The board’s two Democrats approved the rule through electronic voting, while the lone Republican symbolically rejected it by choosing not to vote. The rule takes effect April 30.

The approval drew immediate backlash from employers, who said it leaves them inadequate time to respond to unionization campaigns and limits their rights to legally challenge elections before employee voting occurs.

The U.S. Chamber of Commerce has filed a lawsuit Tuesday night to challenge what it called the “ambush election rule.” The suit, filed in the U.S. District Court for the District of Columbia, claims the rule deprives employers of a fair opportunity to explain to employees the costs of unionizing. The Coalition for a Democratic Workplace is also a plaintiff in the suit.

Labor officials welcomed but downplayed the new rule’s potential impact and said more needs to be done to protect workers’ rights.
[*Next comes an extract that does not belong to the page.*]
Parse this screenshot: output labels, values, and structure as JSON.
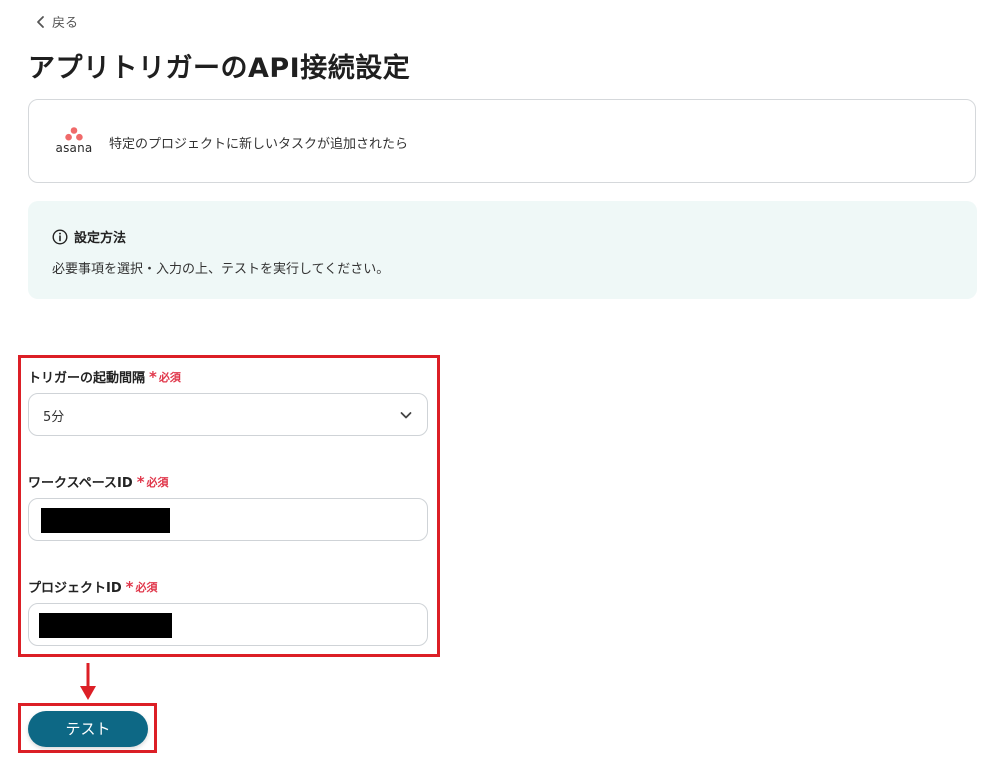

AFL-CIO President Richard Trumka called the rule a “modest but important step” to help ensure workers get a fair chance to vote on forming a union.